The leaves and stems of nettle have been used historically to treat arthritis and relieve sore muscles. While studies have been small, they suggest that some people find relief from joint pain by applying nettle leaf topically to the painful area. Other studies show that taking an oral extract of stinging nettle, along with nonsteroidal anti-inflammatory drugs (NSAIDs), helps people reduce their NSAID dose.
One preliminary human study suggested that nettle capsules helped reduce sneezing and itching in people with hay fever. In another study, 57% of patients rated nettles as effective in relieving allergies, and 48% said that nettles were more effective than allergy medications they had used previously. Researchers think that may be due to nettle's ability to reduce the amount of histamine the body produces in response to an allergen. More studies are needed to confirm nettle's antihistamine properties. Some doctors recommend taking a freeze-dried preparation of stinging nettle well before hay fever season starts.
Stinging nettle is the name given to common nettle, garden nettle, and hybrids of these plants. Originally from the colder regions of northern Europe and Asia, this herbaceous shrub grows all over the world today. Stinging nettle grows well in nitrogen-rich soil, blooms between June and September, and usually reaches 2 to 4 feet high.
Stinging nettle is available as dried leaf, freeze-dried leaf, extract, capsules, tablets, and as root tincture (a solution of the herb in alcohol), juice, or tea. It also comes in the form of an ointment or cream that can be applied to the skin. The root appears to have different pharmacological effects than the leaves.
PediatricAlthough stinging nettle is available in many combination formulas to treat colds, asthma, and allergies in children, a specific safe and effective dose for children has not yet been established. Talk to your doctor before giving stinging nettle to a child, so the doctor can determine the proper dose.

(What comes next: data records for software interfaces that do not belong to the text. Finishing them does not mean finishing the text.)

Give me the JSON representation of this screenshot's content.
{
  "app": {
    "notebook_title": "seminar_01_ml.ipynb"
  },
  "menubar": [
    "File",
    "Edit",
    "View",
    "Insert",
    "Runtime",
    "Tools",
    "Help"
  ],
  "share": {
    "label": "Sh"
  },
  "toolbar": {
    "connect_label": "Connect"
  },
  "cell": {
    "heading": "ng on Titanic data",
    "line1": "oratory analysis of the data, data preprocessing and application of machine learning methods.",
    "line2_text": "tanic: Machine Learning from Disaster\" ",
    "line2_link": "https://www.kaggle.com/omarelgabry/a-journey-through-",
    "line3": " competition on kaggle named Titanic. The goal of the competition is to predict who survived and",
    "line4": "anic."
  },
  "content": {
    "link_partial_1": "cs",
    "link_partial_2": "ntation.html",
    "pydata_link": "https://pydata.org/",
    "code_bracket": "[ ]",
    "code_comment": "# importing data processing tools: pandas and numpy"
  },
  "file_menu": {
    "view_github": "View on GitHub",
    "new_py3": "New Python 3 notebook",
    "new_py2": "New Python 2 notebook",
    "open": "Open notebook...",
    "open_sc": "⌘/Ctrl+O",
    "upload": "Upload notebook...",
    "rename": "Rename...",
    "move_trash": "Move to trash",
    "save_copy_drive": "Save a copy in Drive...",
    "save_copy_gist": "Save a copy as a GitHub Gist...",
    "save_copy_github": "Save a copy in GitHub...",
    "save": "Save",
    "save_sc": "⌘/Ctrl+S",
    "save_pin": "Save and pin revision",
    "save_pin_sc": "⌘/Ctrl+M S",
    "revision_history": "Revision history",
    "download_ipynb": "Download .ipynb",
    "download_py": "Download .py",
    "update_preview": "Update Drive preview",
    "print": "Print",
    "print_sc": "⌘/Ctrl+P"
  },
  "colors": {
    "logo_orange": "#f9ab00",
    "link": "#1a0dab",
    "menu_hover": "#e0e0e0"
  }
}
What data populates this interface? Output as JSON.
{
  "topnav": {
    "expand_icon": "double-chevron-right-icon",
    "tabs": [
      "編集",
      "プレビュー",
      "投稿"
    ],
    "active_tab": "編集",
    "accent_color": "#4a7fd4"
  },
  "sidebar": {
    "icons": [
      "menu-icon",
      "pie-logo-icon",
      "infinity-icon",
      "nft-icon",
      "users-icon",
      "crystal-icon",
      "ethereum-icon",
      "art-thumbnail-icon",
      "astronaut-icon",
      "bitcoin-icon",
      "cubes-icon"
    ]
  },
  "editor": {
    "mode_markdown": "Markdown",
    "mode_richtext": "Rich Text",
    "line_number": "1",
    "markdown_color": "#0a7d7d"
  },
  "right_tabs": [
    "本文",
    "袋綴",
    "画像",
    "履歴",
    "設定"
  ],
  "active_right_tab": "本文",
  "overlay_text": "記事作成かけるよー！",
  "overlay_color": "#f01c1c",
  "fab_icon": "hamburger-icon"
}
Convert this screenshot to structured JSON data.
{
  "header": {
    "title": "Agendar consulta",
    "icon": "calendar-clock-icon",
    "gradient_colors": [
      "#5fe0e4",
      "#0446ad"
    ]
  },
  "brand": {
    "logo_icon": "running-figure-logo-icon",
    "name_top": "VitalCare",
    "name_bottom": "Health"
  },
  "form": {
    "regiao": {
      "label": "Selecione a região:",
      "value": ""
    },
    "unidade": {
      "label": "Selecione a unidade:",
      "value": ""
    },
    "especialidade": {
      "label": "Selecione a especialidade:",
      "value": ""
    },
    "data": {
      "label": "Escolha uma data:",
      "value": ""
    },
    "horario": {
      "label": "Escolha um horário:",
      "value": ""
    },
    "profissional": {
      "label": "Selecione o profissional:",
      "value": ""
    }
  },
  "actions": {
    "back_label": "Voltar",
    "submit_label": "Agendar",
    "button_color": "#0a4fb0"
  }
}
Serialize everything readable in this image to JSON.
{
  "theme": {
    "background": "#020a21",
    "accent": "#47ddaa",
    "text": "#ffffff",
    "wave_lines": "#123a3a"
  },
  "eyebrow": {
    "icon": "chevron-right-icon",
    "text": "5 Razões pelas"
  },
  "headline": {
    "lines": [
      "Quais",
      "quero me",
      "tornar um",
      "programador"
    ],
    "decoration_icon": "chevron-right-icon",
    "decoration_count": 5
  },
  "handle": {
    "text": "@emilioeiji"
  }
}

Stinging nettle is generally considered safe when used as directed. Occasional side effects include mild stomach upset, fluid retention, sweating, diarrhea, and hives or rash (mainly from topical use). It is important to be careful when handling the nettle plant because touching it can cause an allergic rash. Stinging nettle should never be applied to an open wound. 041b061a72